And, since we realize it may be difficult for a sitting member of Congress to do this, we are asking others to also do this – for as long as the Farm Bill Conference meets.  By signing this letter, you will be agreeing to do the following:

1)      Confine your food consumption to what you can purchase on $4.20/person/day.
2)      Send regular reports to your Senator’s or Representative’s office, telling her how it feels, and whether it is easy or hard.  E.g., whether it affects energy levels; whether you can afford healthful food; how your attitudes are affected.
3)      Send regular reports to others:  social media, traditional media, colleagues, neighbors, family, friends.
4)       If you believe it would be harmful to you or your family to limit food spending so drastically (e.g., if you are diabetic or pregnant or recovering from an illness or surgery), we ask that you send that information to the Representative’s office.   (Food stamp recipients are not given higher amounts if they hold physically demanding jobs, or have special health conditions.)
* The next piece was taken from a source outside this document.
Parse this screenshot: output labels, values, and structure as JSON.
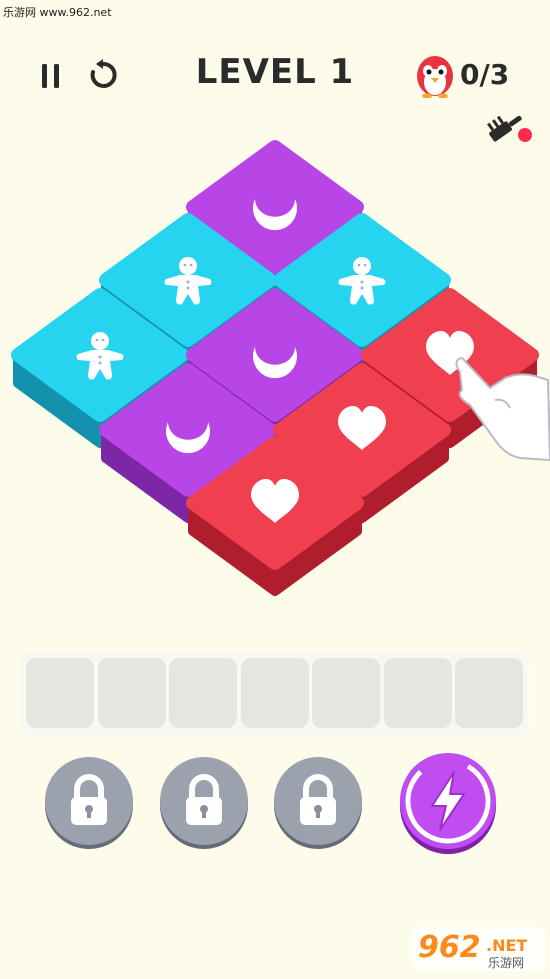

If this sounds like something you are willing to do (or at least try), please copy this letter, sign it, and send it to the appropriate person for your state or to the chair of the committee.  And then, begin the pledge.
______________________________________

Who is on the committee:

The Senate conferees include:

Democrats:

  • Sen. Debbie Stabenow (D-MI), Chairwoman of the Senate Agriculture Committee
  • Sen. Patrick Leahy (D-VT)
  • Sen. Tom Harkin (D-IA)
  • Sen. Max Baucus (D-MT)
  • Sen. Sherrod Brown (D-OH)
  • Sen. Amy Klobuchar (D-MN)
  • Sen. Michael Bennet (D-CO)

Republicans:

  • Sen. Thad Cochran (R-MS), Ranking Member of the Senate Agriculture Committee
  • Sen. Pat Roberts (R-KS)
  • Sen. Saxby Chambliss (R-GA)
  • Sen. John Boozman (R-AR)
  • Sen. John Hoeven (R-ND)

The House conferees include:

Republicans:

House Committee on Agriculture conferees:

  • Rep. Frank D. Lucas (R-OK), Chairman of the House Agriculture Committee
  • Rep. Steve King (R-IA)
  • Rep. Randy Neugebauer (R-TX)
  • Rep. Mike Rogers (R-AL)
  • Rep. K. Michael Conaway (R-TX)
  • Rep. Glenn ‘GT’ Thompson (R-PA)
  • Rep. Austin Scott (R-GA)
  • Rep. Rick Crawford (R-AR)
  • Rep. Martha Roby (R-AL)
  • Rep. Kristi Noem (R-SD)
  • Rep. Jeff Denham (R-CA)
  • Rep. Rodney Davis (R-IL)

Leadership conferee:

  • Rep. Steve Southerland (R-FL)

House Foreign Affairs Committee conferees:

  • Rep. Ed Royce (R-CA), Chairman
  • Rep. Tom Marino (R-PA)

House Ways & Means Committee conferees:

  • Rep. Dave Camp (R-MI), Chairman
  • Rep. Sam Johnson (R-TX)

Democrats:

House Committee on Agriculture conferees:

  • Rep. Collin Peterson (D-MN), Ranking Member of House Agriculture Committee
  • Rep. Mike McIntyre (D-NC)
  • Rep. Jim Costa (D-CA)
  • Rep. Tim Walz (D-MN)
  • Rep. Kurt Schrader (D-OR)
  • Rep. Jim McGovern (D-MA)
  • Rep. Suzan DelBene (D-WA)
  • Rep. Gloria Negrete McLeod (D-CA)
  • Rep. Filemon Vela (D-TX)